“By the time I met Carl, he and his wife were in the process of divorce,” Andrew remembers, noting the tension in the house that had left Carl isolated and lonely.
Andrew understood it was part of his role to keep an eye on Carl’s well-being and comfort —well beyond the parameters of a simple caregiving checklist. He understood the importance of being a good companion to Carl.
Andrew’s caregiving schedule started off modestly, but stepped up quickly. Initially he would help Carl twice during the week and once on the weekend, a couple of hours at a time.
Carl was in his mid-80s and still vibrant despite a recent stroke when Andrew first met him. He had just bought a new Audi A6. He walked with a cane and wasn’t supposed to be driving.
“He needed someone to keep an eye on him,” says Andrew, who would take Carl to doctor’s appointments and food shopping, among other outings.
“The whole reason for being on the Cape was summer and the beach, so they would go to the beach,” Susan remembers, adding, “Dad was a great cook, which was part of his therapy after the stroke. So they would make a plan, gather the ingredients and cook a meal.”
Carl made plans to take Andrew to different restaurants so he could try new things he had never eaten. After learning Andrew has allergies, Susan played the mother hen role: “I would say, ‘Andrew, where’s your EpiPen?’”
In addition to fine dining and travel, Carl favored reading, history, and the arts. He loved telling jokes and had a quit wit, sharing all of that with Andrew. Plans to visit Martha’s Vineyard and Nantucket were even in the works.
Andrew’s caregiving, which increased in frequency, allowed Carl to live the way he wanted, “just with an extra pair of hands … . The freedom it gave him, the peace of mind, and the sense of purpose, that was special,” Andrew says.
Carl’s status began to change quickly, however.
“There was clearly a lot of stress and sadness about his marriage,” says Andrew. “He didn’t share those feelings openly. He was trying to align himself positively. But with everything going on, he got sick. We all assumed it was just a cold. It was just draining the life out of him.”
There was discussion about Andrew staying with Carl over a weekend, which didn’t come together, and they went to the doctor that Monday. Carl was cleared to return home even though he was very weak.
That Wednesday, Susan couldn’t get in touch with Carl and asked Andrew to stop by in the afternoon to check on him. He found Carl on the floor of his home and performed CPR, but sadly it was too late.
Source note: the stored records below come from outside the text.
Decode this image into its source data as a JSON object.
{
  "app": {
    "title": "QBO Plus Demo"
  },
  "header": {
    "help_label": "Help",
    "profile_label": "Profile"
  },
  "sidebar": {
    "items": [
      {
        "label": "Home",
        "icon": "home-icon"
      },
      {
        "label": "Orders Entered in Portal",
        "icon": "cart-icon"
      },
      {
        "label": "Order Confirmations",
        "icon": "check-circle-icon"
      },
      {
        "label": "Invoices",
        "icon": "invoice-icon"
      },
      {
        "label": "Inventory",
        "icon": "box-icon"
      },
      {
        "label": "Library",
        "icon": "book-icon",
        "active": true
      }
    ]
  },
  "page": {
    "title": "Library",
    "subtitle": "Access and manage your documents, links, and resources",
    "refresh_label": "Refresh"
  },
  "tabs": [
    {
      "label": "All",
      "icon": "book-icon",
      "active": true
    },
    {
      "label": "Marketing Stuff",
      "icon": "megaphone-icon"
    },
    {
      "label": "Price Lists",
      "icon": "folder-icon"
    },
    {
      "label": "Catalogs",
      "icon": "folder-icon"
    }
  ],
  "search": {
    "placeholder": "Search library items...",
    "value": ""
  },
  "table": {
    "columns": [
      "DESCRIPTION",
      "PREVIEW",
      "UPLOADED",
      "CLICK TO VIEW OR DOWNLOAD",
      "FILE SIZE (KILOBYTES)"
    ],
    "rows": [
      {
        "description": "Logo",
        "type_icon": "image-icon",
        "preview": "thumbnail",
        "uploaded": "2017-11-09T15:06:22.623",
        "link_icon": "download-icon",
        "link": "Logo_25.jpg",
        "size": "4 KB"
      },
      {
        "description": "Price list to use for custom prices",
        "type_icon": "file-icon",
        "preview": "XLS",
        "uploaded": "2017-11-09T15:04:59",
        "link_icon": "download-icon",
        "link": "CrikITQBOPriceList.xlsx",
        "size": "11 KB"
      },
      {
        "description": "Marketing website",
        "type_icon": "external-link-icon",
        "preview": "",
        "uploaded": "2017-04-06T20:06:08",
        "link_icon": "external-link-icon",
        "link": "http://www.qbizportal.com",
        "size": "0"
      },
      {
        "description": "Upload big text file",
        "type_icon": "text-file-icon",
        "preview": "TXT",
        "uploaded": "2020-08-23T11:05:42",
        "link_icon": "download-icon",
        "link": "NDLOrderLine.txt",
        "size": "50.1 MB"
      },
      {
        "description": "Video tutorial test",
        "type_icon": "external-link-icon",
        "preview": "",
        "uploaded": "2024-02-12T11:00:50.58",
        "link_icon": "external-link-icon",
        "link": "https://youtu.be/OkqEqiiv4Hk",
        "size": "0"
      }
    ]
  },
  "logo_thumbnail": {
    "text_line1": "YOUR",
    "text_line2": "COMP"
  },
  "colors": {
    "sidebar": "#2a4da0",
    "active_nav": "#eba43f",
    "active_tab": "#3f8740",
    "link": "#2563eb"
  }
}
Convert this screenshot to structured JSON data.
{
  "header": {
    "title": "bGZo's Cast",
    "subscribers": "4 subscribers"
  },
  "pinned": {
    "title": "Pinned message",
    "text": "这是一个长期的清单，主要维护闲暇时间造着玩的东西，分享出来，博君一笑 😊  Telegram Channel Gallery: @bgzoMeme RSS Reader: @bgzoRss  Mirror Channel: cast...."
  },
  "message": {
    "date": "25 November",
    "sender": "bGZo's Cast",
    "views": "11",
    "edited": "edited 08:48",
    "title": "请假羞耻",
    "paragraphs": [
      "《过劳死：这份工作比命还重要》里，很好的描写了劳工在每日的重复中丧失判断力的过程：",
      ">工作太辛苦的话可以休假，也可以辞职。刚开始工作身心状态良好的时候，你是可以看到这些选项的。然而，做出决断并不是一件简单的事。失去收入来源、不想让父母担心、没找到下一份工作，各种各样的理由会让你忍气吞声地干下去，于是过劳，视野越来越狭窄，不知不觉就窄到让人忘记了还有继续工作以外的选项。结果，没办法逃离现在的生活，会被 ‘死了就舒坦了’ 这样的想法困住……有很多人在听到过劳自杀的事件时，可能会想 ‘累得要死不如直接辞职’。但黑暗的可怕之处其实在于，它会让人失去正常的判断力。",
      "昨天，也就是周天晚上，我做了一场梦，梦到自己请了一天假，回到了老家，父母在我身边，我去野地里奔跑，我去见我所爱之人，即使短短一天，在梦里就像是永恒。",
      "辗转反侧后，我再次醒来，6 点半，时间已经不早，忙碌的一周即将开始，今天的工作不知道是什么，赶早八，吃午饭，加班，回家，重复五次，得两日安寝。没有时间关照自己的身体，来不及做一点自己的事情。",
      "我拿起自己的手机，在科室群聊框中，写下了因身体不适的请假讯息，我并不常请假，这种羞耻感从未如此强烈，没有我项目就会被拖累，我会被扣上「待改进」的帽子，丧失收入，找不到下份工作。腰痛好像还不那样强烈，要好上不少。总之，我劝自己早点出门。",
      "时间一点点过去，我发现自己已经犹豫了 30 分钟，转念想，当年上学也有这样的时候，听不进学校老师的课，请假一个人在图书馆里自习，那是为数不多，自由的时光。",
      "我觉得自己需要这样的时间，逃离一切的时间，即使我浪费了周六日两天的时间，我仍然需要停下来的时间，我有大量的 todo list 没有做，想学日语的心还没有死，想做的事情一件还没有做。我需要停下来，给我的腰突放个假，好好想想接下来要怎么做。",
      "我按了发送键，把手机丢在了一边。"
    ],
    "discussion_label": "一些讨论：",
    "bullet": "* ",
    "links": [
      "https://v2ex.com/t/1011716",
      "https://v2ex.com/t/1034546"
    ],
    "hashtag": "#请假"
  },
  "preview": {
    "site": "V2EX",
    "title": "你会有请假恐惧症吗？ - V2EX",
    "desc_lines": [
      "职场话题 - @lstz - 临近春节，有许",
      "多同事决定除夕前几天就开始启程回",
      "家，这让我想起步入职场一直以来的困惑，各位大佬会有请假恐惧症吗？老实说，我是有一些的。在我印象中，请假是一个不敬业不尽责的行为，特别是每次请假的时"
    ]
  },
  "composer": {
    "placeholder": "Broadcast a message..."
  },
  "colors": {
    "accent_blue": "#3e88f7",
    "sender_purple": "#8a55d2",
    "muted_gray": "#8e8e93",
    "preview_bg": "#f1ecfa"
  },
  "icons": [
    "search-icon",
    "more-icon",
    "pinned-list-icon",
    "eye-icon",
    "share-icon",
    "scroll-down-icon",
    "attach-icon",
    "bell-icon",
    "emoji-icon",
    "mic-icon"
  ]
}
“I was blessed to be able to experience Carl’s life with him for that brief time,” Andrew says. “I know from our time together it was mutual. Carl really valued having me around, and I really valued my time with him.”
Asked if it was difficult to be part of such an intense experience and then transition to a new client, Andrew says, “Part of the job is being able to recompose yourself and humble yourself for the next opportunity.”
Susan remains deeply appreciative of Andrew’s dedication to being the bright spot at the end of Carl’s life, and cites the sophistication and polish of Homecare Choices as key factors underpinning her positive experience.
“Andrew was pursuing his RN. For myself and my family, that was a huge plus because we were in another state,” she says. “It demonstrates the high caliber of people Homecare Choices provides.”
Potential clients who want to learn more about Homecare Choices and its services may reach out to Executive Director Peter Carey by phone at 508-313-2529, or by email at firstname.lastname@example.org. There’s also a contact form on the website and free consultations are offered.